Tuesday, June 21, 2011
What is "baccalaureate"? That's a pretty good question. According to one source, the term originated at the University of Oxford in the 1400s when each bachelor (i.e. graduate - from the Latin bacca) had to present a sermon in Latin as part of his academic requirements. Modern baccalaureate services are held within a few days of a school's graduation exercises and, due to government restrictions, are not "official school events". They are student-initiated services of worship where thanks is given to the Lord for bringing the graduating seniors to such an accomplishment in their life's journey.
On Sunday, for the fourth consecutive year, I had the tremendous opportunity and honor to share the gospel of Jesus Christ at our local high school's baccalaureate service. About 40 graduating students from Gateway Regional High School, along with maybe 100 other friends and family, assembled in the school's auditorium on Father's Day for the service. Students led in prayer, Scripture reading, and singing (accompanied by our church pianist Sonja Rentschler!). But the opportunity to address the students and their families was mine.
I shared a message about wisdom--God's way--as the highest and greatest goal of our lives. I cited the Biblical story of Solomon and how he wisely asked God for a discerning mind to govern the people of Israel (1 Kings 3). I also shared about how Solomon lost focus on the glory and honor of God and turned away from the Lord (1 Kings 11:9). I cautioned the students about chasing after the "empty" goods of this world - mentioning some of the themes of the book of Ecclesiastes. Finally, I challenged the students to embrace God's greatest gift and provision of wisdom, the Lord Jesus Christ. I shared 1 Corinthians 1:18-25 which speaks of the power of the cross of Jesus Christ being "foolishness to the world", but to those who trust and believe it is "God's power". I pray God really spoke through me to the students and their families.

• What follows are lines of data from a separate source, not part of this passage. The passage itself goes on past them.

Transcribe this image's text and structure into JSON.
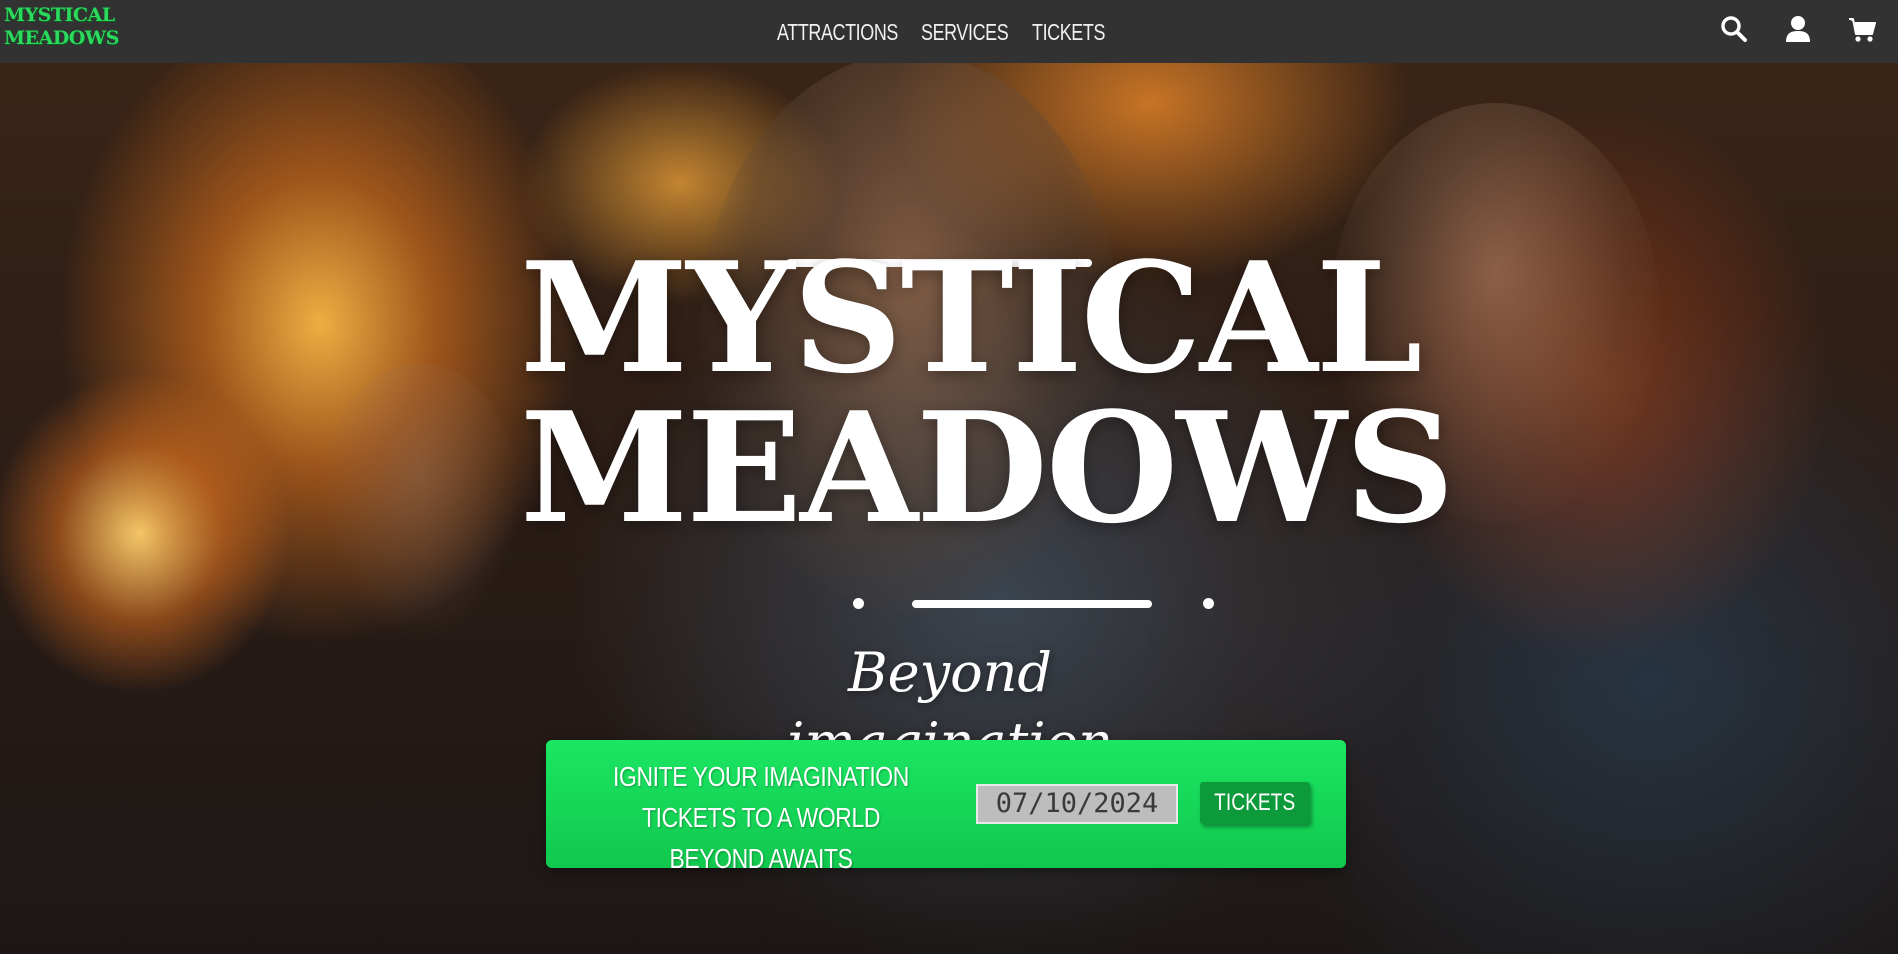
{
  "header": {
    "logo_line1": "MYSTICAL",
    "logo_line2": "MEADOWS",
    "nav": [
      "ATTRACTIONS",
      "SERVICES",
      "TICKETS"
    ],
    "icons": [
      "search-icon",
      "user-icon",
      "cart-icon"
    ]
  },
  "hero": {
    "title_line1": "MYSTICAL",
    "title_line2": "MEADOWS",
    "tagline": "Beyond imagination"
  },
  "banner": {
    "line1": "IGNITE YOUR IMAGINATION",
    "line2": "TICKETS TO A WORLD BEYOND AWAITS",
    "date_value": "07/10/2024",
    "button_label": "TICKETS"
  },
  "colors": {
    "nav_bg": "#323232",
    "brand_green": "#2bd95c",
    "banner_green": "#13d552",
    "button_green": "#0d9a3b"
  }
}
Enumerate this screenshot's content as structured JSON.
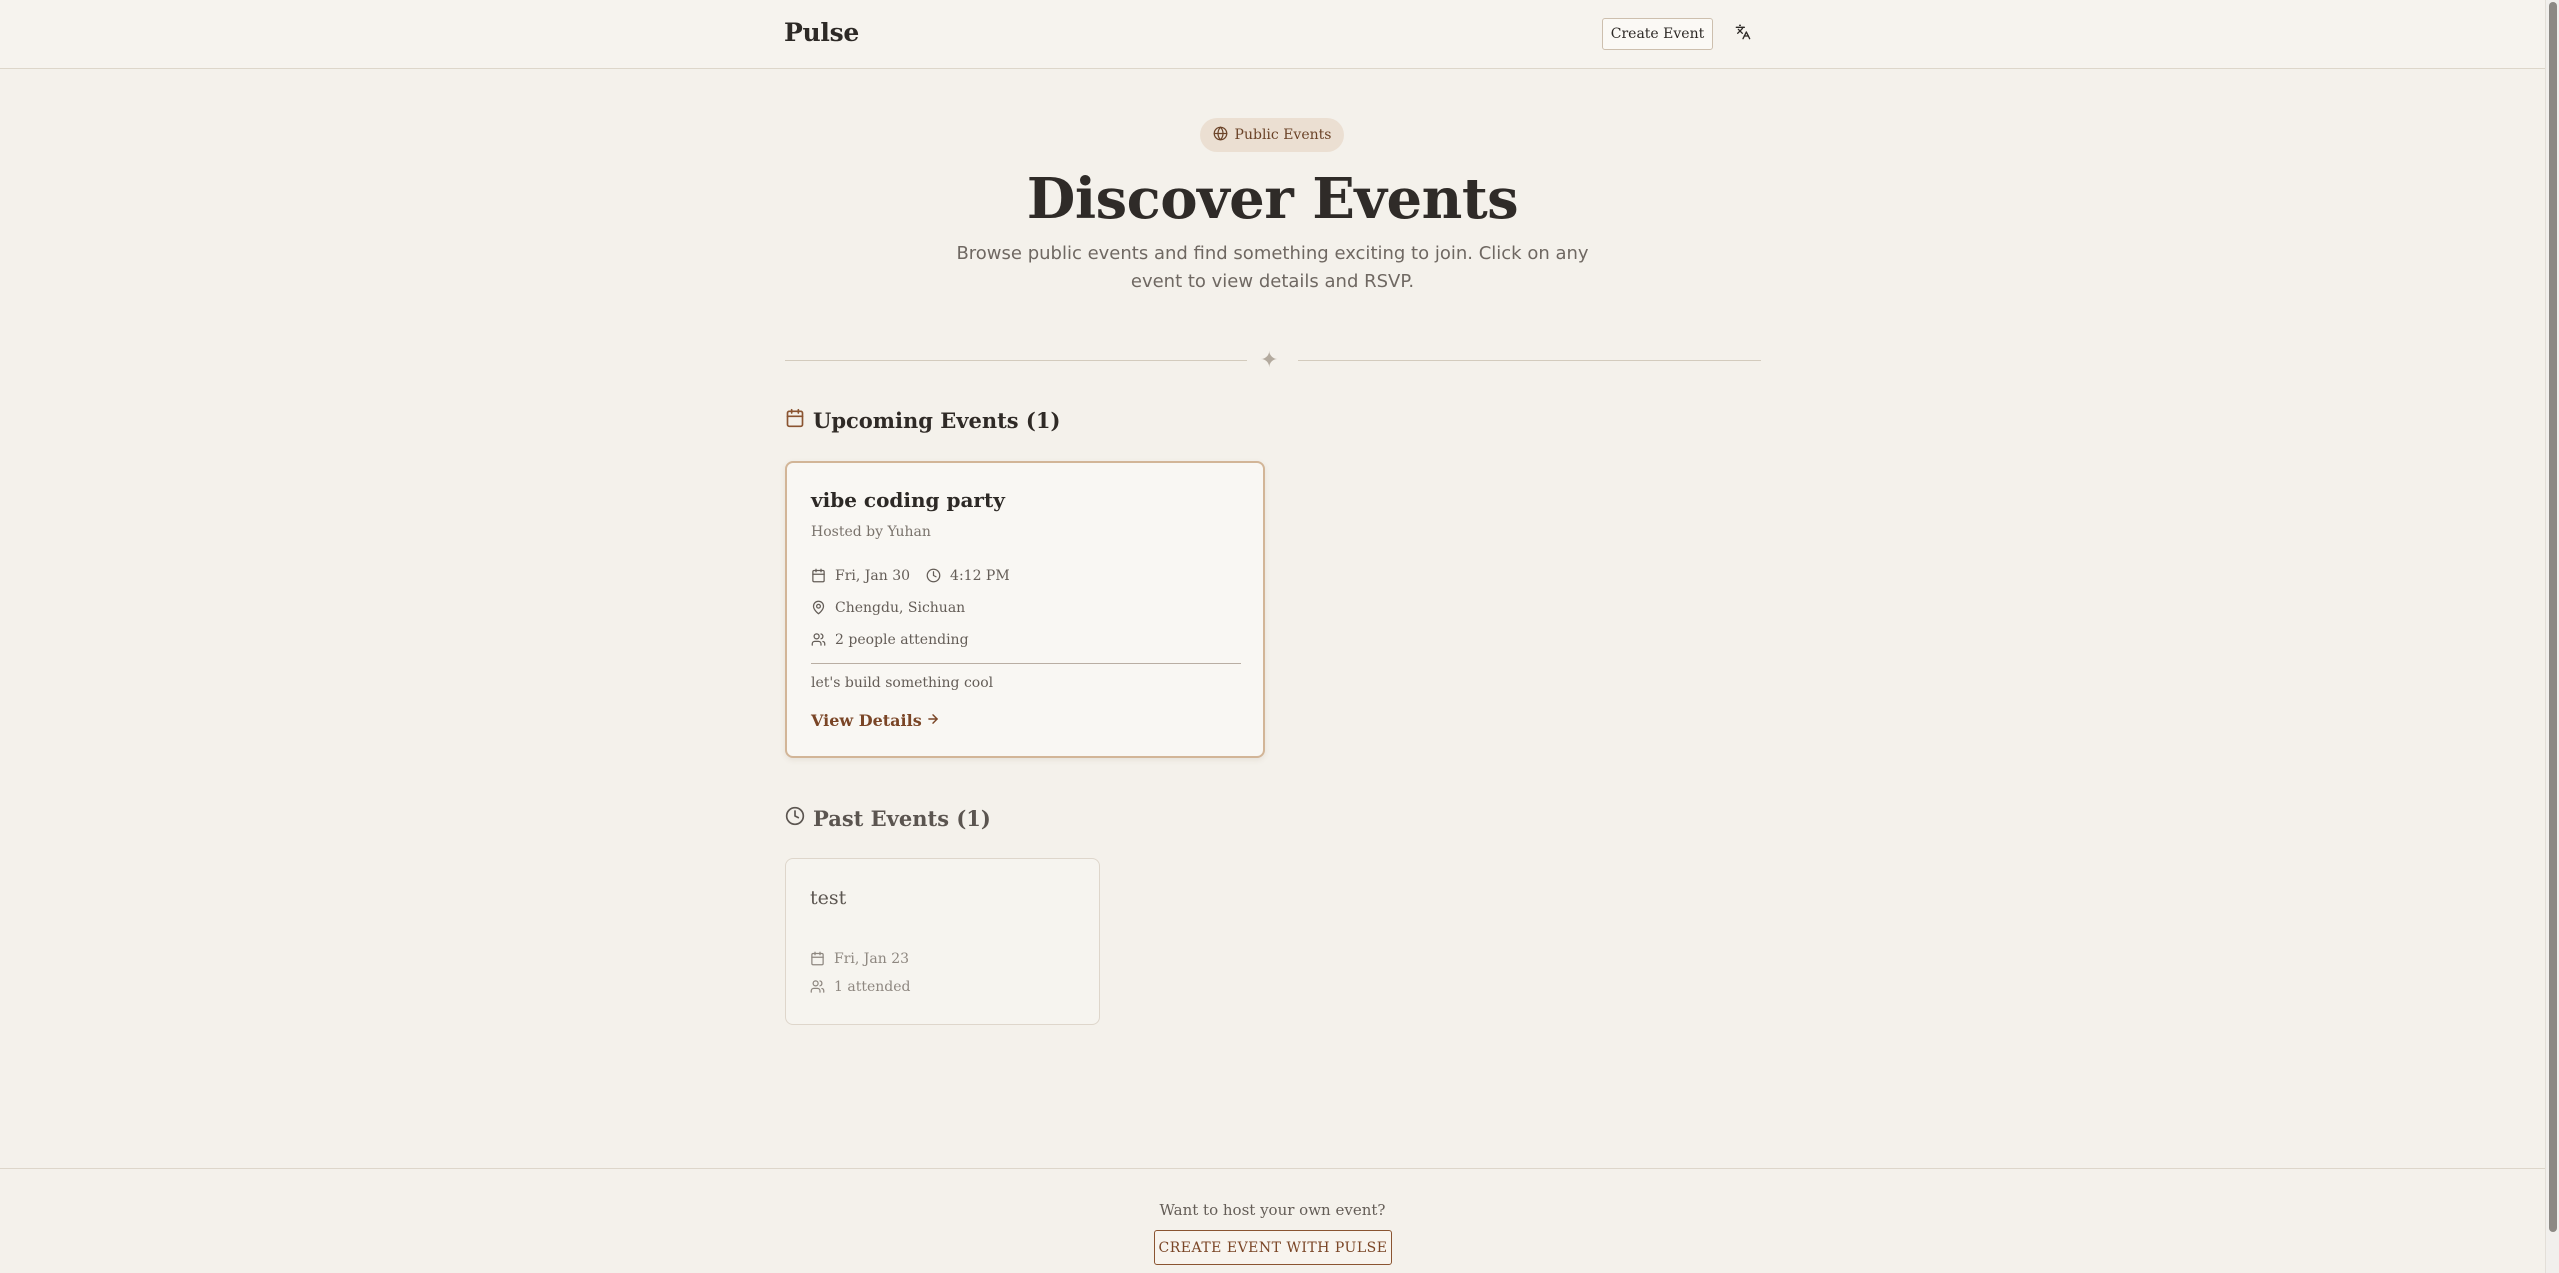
{
  "header": {
    "brand": "Pulse",
    "create_event_label": "Create Event"
  },
  "hero": {
    "badge_label": "Public Events",
    "title": "Discover Events",
    "subtitle": "Browse public events and find something exciting to join. Click on any event to view details and RSVP."
  },
  "upcoming": {
    "heading": "Upcoming Events (1)",
    "events": [
      {
        "name": "vibe coding party",
        "host": "Hosted by Yuhan",
        "date": "Fri, Jan 30",
        "time": "4:12 PM",
        "location": "Chengdu, Sichuan",
        "attendance": "2 people attending",
        "description": "let's build something cool",
        "details_label": "View Details"
      }
    ]
  },
  "past": {
    "heading": "Past Events (1)",
    "events": [
      {
        "name": "test",
        "date": "Fri, Jan 23",
        "attendance": "1 attended"
      }
    ]
  },
  "footer": {
    "prompt": "Want to host your own event?",
    "cta_label": "CREATE EVENT WITH PULSE"
  },
  "colors": {
    "background": "#f4f1eb",
    "accent": "#7a4526",
    "card_border_highlight": "#d2b597"
  }
}
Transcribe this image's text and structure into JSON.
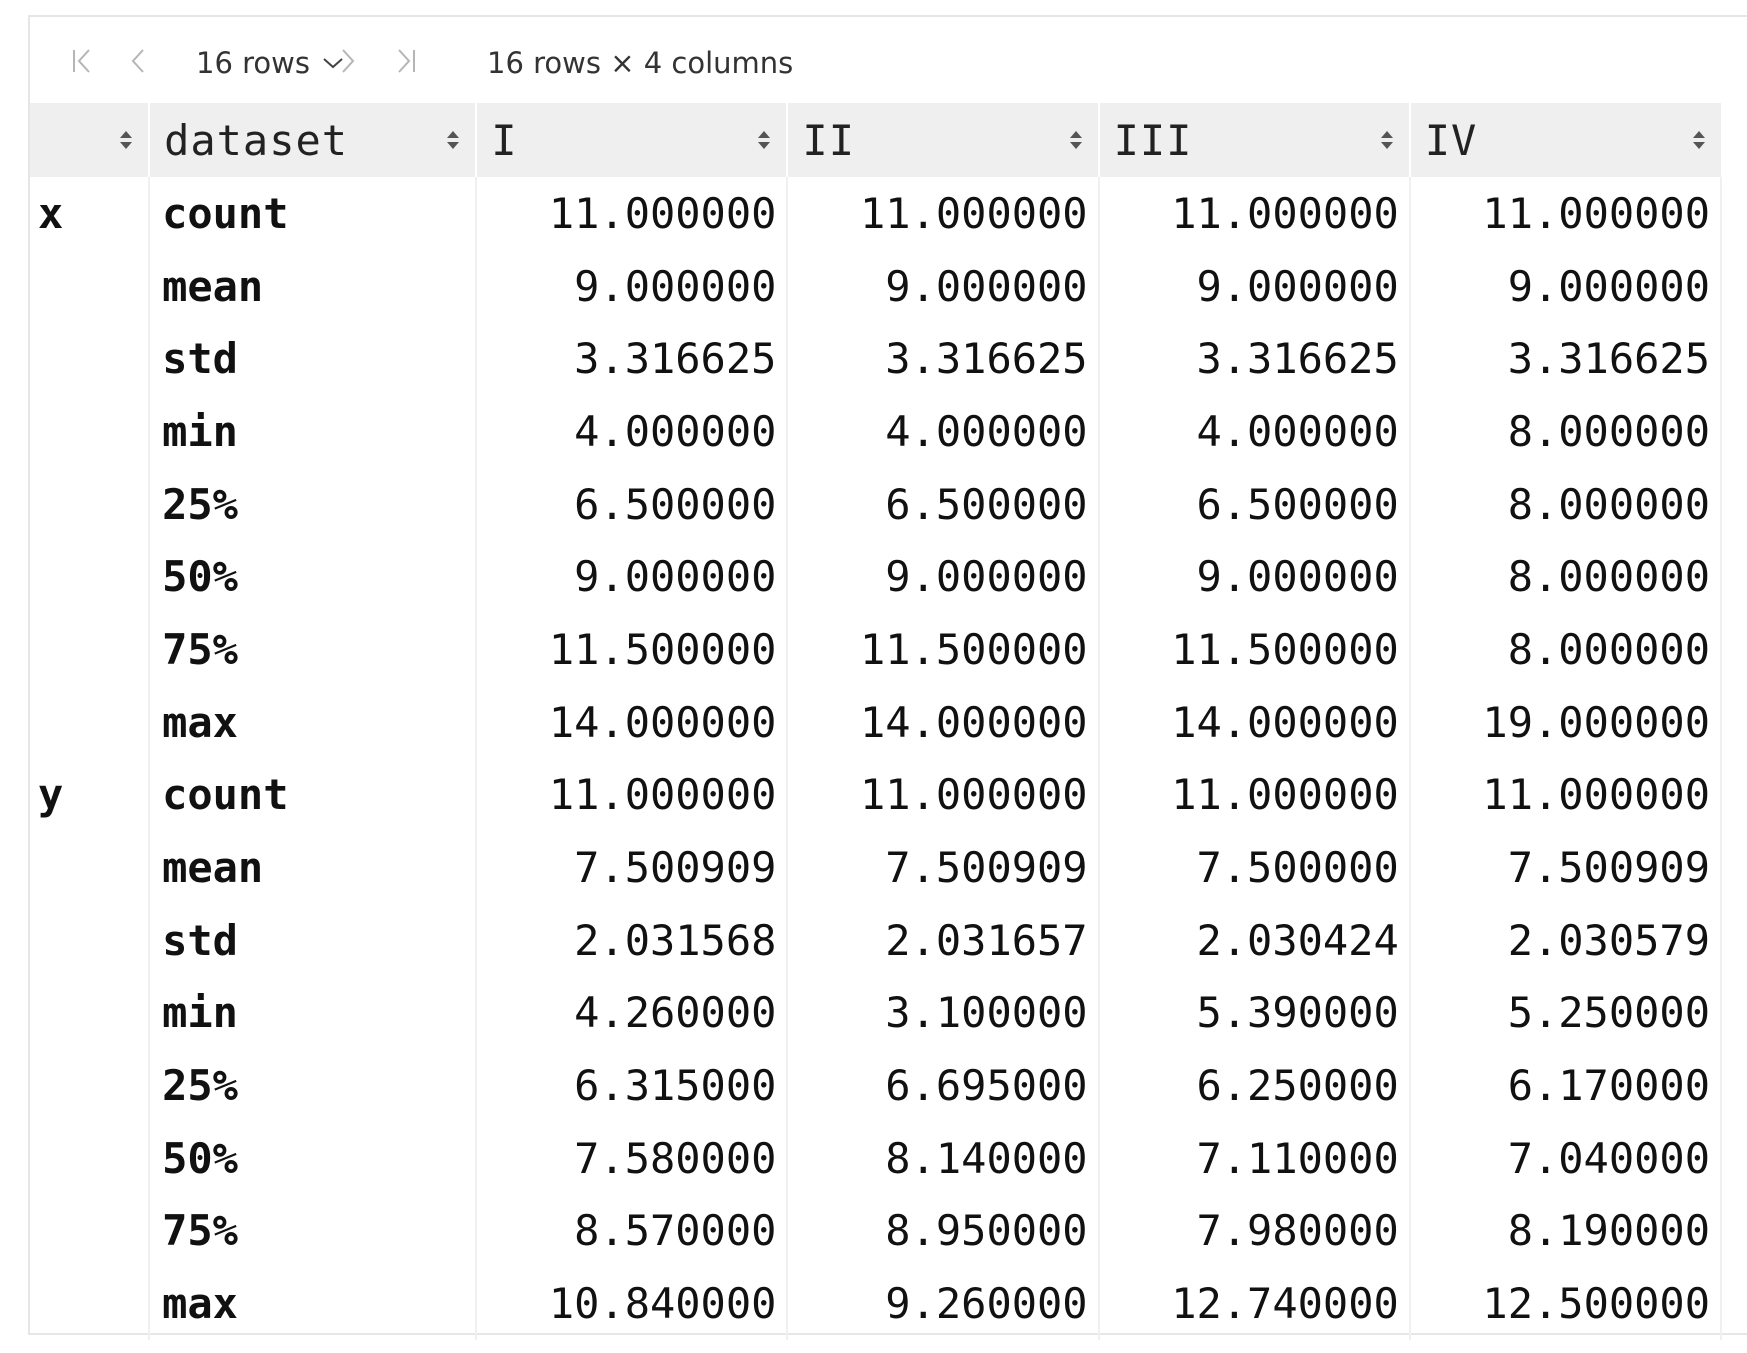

I remember back some 14 years ago to my own baccalaureate service as a graduate from Soddy-Daisy High School. The room was packed with people and most of my graduating class (some 350 students) was in attendance. I remembering having the opportunity to share my testimony and some Scripture at that service. I have come to realize clearly that things are a lot different in my setting in the Mid-Atlantic. The "church" is not a central part of cultural life for most people in our area. Still, I am amazed by God's power to provide relationships that lead to such opportunities for the gospel to be brought to these people. I thank God for giving me these chances to point people to their need for Jesus Christ. God's word never returns to Him empty (Isaiah 55:11). So, I am confident that these opportunities are having an impact on my community and, in the end, will be shown to have made a difference in someone's life.